What this task involves:
The answer must consist of every line from the entries below that contains the word "value".

■ ■ ■

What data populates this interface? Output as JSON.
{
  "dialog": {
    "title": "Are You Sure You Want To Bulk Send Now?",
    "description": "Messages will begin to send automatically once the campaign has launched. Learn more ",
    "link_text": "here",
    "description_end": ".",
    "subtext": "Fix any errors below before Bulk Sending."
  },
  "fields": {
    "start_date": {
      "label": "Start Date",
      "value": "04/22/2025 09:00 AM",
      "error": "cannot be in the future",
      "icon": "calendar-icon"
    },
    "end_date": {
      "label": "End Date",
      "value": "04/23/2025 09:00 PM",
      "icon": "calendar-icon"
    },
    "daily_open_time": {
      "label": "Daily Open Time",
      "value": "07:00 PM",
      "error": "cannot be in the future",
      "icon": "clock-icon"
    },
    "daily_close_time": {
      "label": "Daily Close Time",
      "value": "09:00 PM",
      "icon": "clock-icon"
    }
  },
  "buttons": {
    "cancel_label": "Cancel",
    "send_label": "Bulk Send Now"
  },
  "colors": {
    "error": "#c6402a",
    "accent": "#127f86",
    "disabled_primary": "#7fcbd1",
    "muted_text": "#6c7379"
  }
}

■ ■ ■

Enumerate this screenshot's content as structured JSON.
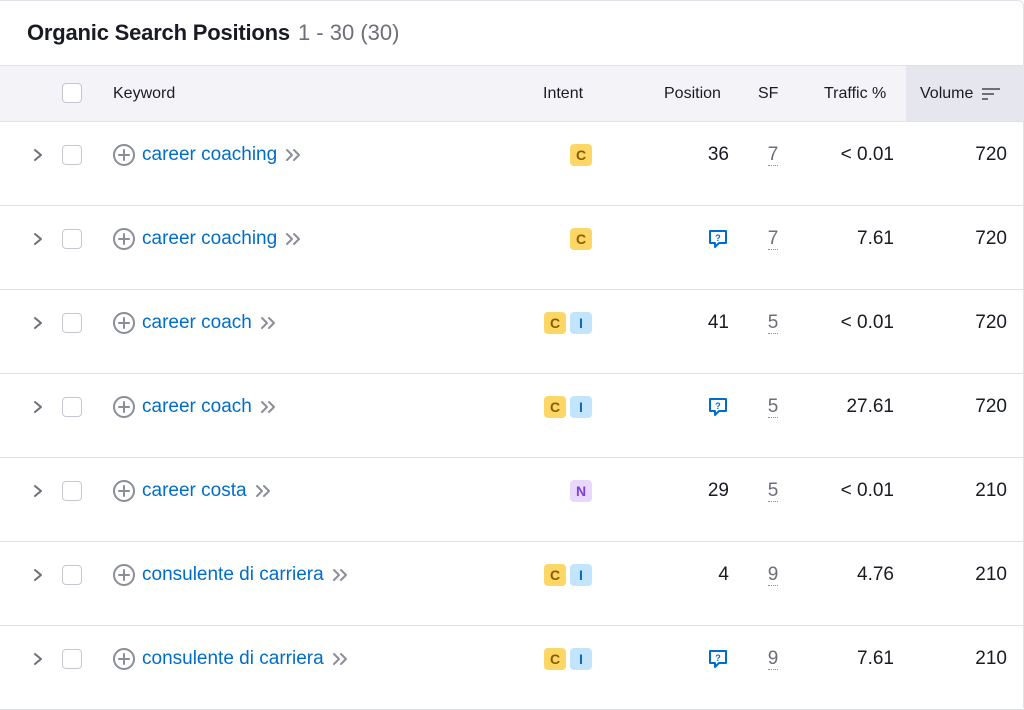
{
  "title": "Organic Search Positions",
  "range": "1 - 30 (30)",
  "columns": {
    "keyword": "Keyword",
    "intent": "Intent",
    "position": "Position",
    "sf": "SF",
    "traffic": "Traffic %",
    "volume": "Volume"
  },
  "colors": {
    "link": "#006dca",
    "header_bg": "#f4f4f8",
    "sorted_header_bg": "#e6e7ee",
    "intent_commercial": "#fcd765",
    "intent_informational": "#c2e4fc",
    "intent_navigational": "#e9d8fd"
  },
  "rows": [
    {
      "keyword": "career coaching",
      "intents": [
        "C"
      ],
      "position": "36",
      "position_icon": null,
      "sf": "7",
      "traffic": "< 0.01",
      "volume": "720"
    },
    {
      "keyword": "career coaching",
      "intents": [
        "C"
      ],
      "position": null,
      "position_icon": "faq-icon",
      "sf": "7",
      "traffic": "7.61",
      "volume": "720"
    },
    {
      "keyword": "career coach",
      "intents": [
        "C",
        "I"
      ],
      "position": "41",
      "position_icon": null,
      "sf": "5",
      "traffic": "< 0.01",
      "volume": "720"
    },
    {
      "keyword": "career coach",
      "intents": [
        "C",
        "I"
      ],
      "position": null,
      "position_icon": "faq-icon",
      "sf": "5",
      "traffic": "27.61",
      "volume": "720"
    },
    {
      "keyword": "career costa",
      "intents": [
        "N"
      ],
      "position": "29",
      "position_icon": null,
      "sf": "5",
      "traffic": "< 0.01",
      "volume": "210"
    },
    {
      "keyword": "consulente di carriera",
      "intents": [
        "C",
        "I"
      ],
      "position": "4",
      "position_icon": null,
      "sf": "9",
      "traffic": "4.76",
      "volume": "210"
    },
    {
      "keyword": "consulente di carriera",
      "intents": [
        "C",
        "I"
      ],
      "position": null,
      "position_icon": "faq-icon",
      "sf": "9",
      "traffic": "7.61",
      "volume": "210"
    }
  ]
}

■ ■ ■

The answer:
      "value": "04/22/2025 09:00 AM",
      "value": "04/23/2025 09:00 PM",
      "value": "07:00 PM",
      "value": "09:00 PM",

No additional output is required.